Wiring

 

 

Wiring... don't touch ANYTHING!:

One of the things the home inspector pointed out right away was an issue with the electrical wiring in the basement. Aside from a tiny subpanel for the electric oven and range, There was one small 100 Amp breaker box serving the whole house, and it was packed a bit beyond its capacity. One of the breakers had been replaced with a twin mini breaker to accomodate an extra wire, which is basically 2 miniature breakers that fit in a slot where a single breaker would go. Normally this is an OK practice (otherwise they wouldn't sell them), but they tend to be less reliable than a standard breaker, and this particular one was a bit flaky, losing connection with even a slight movement of the breaker. The other issue was that one of the standard breakers had been "double tapped" or had 2 different circuits attatched to it with 2 seperate wires. This can cause many problems, as the terminals for most breakers are designed to clamp down evenly on just a single wire. Having two wires in the terminal can lead to arcing and sparking and possibly a fire because the wires expand and contract during use as they can get warm when alot of current is being carried through them, and they can loosen up and make poor contact. If you don't believe me, go turn on an electric toaster and watch the red hot elements inside bow away from the sides of the toaster. Basically a toaster is a thin piece of wire plugged into an electrical outlet.

With the help of Ernie, The King Of All Things Electrical, I decided to do a major overhaul, and install a new subpanel to provide room for the extra circuits and future expansion. After much planning, measuring, and list writing, we picked up a new 100 Amp box and a rather large chunk of entrance cable so that we could install the new panel in a more central location in the house. There was lots of prep work to be done before the actual install could happen, so I went about those tasks here and there over the next week or two. When we were working on remodeling the inside of the house, we had already relaced all of the old switches and 2 prong outlets with new grounded ones, so that saved a lot of time. The first task was to figure out where everything went, and label all of the wires so that we could decide which box would be best to put them in, and we could size the new breaker appropriately. Let me tell you right now, how much I hate wire tracing! Although this project was not nearly as difficult as most of the network wiring at work, it still had it's challenges. One of the really odd things we found when we were replacing the recepticles and switched during the remodeling was that while all the ground wires were in the wiring boxes, and appeared to be attached to the circuit breaker panel properly, random outlets didn't seem to be grounded in certain spots in the house, sometimes right in the middle of a circuit... Well when I started tracing the wires to label them, I discovered why. One side of the basement is partially finished, and the previous owners had installed a drop ceiling and some good bright flourescent overhead lights. Well removal of some of the panels revealed the answer to the disappearing, reappearing ground mystery.

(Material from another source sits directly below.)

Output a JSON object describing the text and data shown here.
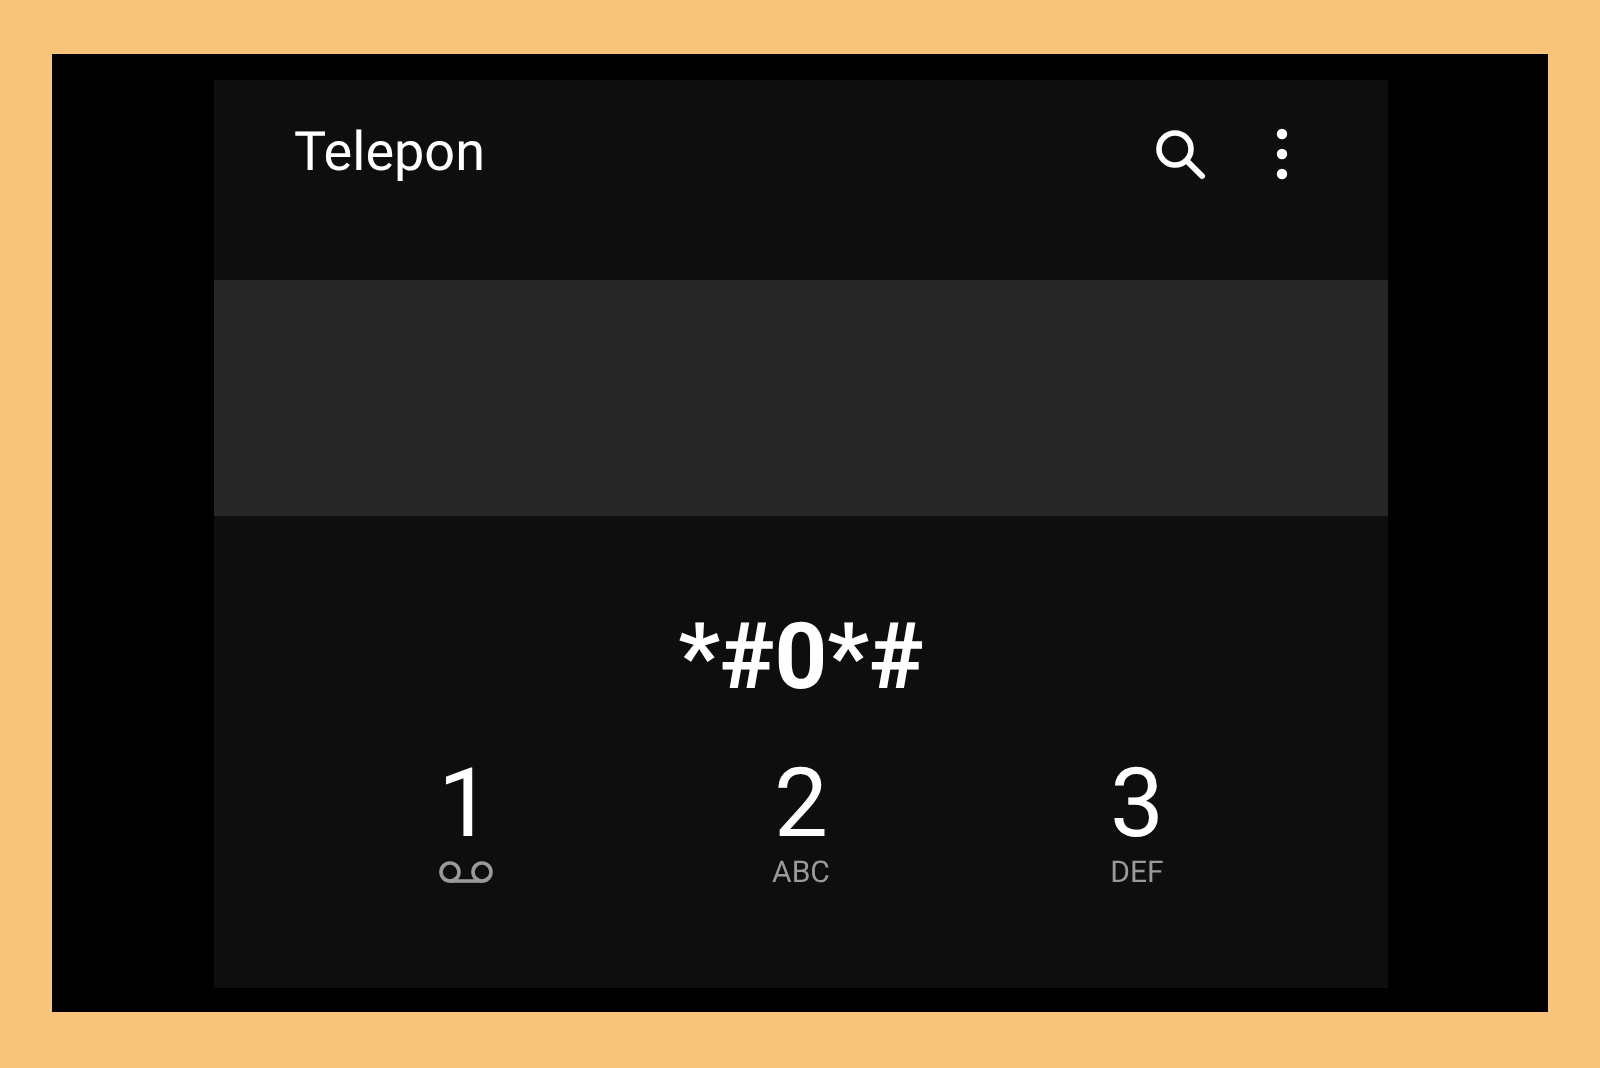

There were 4 or 5 ceramic light fixtures hidden above the ceiling, much like this one, all missing bulbs, but most with screw-in plug adapters with very old, brittle, but thankfully unused extension cords plugged into them. Needless to say the labelling project came to a standstill while I removed all of these fires waiting to happen, reconnected the wires properly, and capped off the boxes. Finally I figured out where everything went, and rectified two or three other potential issues along the way, like the garage door opener being plugged into a 2 wire outlet 20 feet away using a thin piece of lamp cord, and the 2 live recepticles in the kitchen that were buried behind in the wall behind the cabinets, and the live wire that went out through the garage floor and underground to nowhere where I'm guessing a lamp post might ave been. With all of that taken care of, I was finally able to get to the actual project at hand. I cut new plywood backer boards for both panels so we could manage the wires better as they came out of the boxes. The old panel had just been screwed to a couple of 2x4's hung from the floor joists, so it needed something a bit more substantial than that. I got the backer board and new panel hung in it's new home on the north wall of the basement, and called on Ernie for some help with the rest of the project.

In the end it took 2 days a couple weeks apart, keeping in mind that we were in no hurry. The first day, we spent rerouting about half of the house wiring to the new box. In our initial inspection when planning this project, we discovered that the oven had been wired using a wire that was not big enough to handle the current from the breaker, so we also removed the old box that serviced the oven and stove, so that we could service those directly from the new panel as well. So that we could use those appliances until we could get the right size wire, we temporarily used the original piece of aluminium service wire from the stove subpanel to provide power to the stove and oven. It looked like something out of Frankenstien with these two chunks of heavy wire hanging out of our nice new subpanel and running haphazardly through the wall ending in five or six fanned out pigtails bolted together and wrapped in black tape hanging in front of the pump room door! By the end of the day, we had gotten pretty much everything hooked up and usable again. Ernie headed back home and I went back to Lowes and picked up the rest of the stuff we would need to finish up: wire, plugs, and recepticles for the stove, a fuse disconnect for our water pump, numerous bits of staples and connectors... etc. The second day we spent on the project was mostly tidying up the installation and installing the new wire for the stove and oven. We made quik work of mounting the new fuse disconnect that will now protect our well pump from a burnout, and spent a couple more hours stapling wires to make things neat and proper. All in all, the job wasn't too bad (or too expensive) and I feel much safer now that it is done. We have plenty of room for expansion now too, for all those built-in lights, and hottubs, and other toys that Mere wants.... (heheheh).

Copyright © 2006 Devon R. Jacobs. All Rights Reserved.